Please count the lines in these records that contain "summary" and give only that count.
══ Data to examine ══
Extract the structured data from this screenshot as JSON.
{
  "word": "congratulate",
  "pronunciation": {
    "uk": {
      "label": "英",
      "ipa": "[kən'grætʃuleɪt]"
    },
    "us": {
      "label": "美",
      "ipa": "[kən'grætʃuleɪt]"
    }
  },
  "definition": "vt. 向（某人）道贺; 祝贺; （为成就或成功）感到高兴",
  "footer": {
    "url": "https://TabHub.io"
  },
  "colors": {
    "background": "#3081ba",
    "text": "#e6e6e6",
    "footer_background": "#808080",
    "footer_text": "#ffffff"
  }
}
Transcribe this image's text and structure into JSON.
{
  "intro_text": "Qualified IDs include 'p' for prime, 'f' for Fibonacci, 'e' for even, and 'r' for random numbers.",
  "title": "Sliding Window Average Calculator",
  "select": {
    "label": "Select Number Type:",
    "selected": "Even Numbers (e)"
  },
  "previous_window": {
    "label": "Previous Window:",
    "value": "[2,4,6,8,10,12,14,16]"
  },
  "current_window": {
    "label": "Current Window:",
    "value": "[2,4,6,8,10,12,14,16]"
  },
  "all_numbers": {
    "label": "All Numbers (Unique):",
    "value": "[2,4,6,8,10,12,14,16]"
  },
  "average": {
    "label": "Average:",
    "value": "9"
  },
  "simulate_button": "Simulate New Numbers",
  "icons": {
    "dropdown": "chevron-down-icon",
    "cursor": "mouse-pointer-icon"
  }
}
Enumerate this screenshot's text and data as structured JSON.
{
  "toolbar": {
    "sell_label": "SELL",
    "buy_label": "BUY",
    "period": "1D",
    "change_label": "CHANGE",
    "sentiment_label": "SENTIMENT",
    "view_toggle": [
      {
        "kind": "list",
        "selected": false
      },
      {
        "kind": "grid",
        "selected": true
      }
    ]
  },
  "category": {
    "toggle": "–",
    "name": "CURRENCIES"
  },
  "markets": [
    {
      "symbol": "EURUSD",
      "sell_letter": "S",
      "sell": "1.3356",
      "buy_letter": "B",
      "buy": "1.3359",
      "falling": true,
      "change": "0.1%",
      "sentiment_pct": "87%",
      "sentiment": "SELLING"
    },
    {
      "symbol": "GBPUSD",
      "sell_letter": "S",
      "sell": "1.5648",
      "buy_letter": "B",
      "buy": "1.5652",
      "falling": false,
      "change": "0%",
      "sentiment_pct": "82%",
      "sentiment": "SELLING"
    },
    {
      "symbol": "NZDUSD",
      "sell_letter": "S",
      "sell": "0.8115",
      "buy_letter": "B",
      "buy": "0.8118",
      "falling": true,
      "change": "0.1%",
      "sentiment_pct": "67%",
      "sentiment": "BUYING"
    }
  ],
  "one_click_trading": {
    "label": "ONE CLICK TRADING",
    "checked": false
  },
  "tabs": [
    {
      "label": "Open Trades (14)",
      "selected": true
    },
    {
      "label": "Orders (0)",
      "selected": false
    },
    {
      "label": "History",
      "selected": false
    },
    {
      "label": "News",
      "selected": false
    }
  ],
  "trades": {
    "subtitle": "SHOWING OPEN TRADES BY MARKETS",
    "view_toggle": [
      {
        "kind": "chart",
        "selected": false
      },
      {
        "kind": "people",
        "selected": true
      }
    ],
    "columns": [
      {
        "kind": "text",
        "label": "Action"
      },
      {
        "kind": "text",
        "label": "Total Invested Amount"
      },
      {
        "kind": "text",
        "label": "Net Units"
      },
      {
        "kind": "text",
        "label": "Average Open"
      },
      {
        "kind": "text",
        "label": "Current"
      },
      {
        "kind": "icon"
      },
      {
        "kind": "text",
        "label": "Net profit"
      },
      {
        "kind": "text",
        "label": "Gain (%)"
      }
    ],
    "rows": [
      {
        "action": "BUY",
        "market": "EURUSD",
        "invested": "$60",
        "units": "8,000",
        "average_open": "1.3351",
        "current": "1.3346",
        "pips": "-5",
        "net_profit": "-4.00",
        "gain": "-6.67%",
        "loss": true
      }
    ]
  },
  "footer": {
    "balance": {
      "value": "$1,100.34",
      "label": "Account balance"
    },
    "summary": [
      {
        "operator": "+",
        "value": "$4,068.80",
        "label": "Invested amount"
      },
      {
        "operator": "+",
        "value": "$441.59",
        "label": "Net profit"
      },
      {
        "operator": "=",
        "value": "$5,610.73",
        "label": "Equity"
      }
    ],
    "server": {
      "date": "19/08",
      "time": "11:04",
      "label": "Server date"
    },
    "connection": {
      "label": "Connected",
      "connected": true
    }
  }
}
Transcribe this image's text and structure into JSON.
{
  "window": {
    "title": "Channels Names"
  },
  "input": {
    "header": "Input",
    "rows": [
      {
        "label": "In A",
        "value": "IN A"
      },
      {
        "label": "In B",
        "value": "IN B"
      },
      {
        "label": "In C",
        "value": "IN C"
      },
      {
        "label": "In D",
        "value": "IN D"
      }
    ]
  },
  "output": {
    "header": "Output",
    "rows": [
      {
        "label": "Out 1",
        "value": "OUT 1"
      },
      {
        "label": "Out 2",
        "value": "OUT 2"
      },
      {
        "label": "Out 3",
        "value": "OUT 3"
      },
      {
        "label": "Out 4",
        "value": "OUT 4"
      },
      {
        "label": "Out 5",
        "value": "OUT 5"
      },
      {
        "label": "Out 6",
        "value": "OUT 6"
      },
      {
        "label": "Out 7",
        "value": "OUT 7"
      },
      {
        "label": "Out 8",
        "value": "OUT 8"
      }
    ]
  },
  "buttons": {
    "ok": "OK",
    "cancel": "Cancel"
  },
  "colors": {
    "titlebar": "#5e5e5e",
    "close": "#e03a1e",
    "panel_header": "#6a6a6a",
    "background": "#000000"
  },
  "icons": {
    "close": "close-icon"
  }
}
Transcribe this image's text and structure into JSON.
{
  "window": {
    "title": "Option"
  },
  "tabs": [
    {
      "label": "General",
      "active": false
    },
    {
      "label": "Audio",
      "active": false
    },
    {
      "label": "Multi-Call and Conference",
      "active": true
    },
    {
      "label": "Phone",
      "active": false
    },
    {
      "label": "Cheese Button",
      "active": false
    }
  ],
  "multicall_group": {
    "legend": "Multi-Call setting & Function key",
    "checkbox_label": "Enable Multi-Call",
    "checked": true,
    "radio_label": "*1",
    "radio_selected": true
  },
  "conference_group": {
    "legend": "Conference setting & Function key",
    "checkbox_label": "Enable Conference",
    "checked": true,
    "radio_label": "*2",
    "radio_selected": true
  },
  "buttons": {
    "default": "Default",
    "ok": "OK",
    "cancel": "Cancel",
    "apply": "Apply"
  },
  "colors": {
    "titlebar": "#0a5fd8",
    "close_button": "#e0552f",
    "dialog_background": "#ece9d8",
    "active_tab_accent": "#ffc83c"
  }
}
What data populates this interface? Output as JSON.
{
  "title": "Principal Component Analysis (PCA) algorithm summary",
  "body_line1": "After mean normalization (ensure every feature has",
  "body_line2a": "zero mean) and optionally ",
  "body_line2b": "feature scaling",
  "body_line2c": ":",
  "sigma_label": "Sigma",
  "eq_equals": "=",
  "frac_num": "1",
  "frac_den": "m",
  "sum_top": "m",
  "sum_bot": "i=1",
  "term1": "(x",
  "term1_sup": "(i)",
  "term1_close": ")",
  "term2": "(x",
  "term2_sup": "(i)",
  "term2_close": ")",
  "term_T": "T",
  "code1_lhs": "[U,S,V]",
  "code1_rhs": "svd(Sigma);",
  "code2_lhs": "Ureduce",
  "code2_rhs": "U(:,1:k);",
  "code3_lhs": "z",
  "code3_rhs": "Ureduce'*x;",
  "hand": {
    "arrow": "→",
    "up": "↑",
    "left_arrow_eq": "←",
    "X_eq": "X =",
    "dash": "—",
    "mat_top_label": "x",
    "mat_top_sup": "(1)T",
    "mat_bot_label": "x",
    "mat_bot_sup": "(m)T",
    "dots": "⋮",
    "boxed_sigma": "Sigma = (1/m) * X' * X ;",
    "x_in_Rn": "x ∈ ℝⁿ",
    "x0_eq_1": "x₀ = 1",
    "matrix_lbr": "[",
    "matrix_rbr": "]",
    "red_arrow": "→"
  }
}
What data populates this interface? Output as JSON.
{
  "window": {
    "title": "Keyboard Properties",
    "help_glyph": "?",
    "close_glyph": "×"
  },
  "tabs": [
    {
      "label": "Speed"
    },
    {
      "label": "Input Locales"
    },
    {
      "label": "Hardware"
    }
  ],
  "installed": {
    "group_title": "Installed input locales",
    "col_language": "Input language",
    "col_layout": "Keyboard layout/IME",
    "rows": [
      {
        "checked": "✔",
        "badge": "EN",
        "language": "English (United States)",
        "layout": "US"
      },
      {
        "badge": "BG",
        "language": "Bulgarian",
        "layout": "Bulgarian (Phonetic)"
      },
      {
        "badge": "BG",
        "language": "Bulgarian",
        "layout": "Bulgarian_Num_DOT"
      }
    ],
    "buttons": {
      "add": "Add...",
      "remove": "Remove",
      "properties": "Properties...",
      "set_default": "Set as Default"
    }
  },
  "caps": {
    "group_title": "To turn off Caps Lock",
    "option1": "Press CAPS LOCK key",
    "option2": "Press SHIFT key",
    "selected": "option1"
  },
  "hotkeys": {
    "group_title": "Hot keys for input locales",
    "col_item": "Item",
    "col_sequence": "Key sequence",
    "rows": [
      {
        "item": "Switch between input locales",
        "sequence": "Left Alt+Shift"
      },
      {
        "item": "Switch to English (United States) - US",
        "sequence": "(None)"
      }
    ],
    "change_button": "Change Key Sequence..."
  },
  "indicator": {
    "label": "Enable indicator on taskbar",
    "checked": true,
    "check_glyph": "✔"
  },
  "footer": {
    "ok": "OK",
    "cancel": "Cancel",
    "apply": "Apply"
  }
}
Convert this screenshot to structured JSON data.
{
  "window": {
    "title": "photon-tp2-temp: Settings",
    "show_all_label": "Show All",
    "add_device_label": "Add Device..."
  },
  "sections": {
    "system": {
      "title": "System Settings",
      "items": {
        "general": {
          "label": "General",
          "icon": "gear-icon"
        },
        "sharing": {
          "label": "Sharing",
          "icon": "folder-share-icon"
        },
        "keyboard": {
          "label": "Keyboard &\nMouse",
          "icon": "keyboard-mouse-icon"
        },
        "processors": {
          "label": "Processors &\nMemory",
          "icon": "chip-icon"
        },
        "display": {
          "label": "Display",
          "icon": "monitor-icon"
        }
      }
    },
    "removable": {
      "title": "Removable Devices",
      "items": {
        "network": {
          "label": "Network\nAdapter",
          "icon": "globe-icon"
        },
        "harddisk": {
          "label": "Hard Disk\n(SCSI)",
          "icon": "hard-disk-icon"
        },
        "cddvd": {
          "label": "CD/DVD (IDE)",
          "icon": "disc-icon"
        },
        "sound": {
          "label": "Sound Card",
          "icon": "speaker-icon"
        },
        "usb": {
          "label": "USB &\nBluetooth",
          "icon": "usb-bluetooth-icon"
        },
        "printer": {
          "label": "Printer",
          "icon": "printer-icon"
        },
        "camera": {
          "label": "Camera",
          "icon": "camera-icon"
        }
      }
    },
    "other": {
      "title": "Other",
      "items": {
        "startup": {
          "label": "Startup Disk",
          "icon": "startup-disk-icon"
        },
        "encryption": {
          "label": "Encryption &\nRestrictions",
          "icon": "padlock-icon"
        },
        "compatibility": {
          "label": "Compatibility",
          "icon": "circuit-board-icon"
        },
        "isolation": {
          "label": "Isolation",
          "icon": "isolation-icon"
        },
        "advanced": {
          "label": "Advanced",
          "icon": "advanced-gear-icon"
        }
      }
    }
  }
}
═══
◆ Solution below ◆
2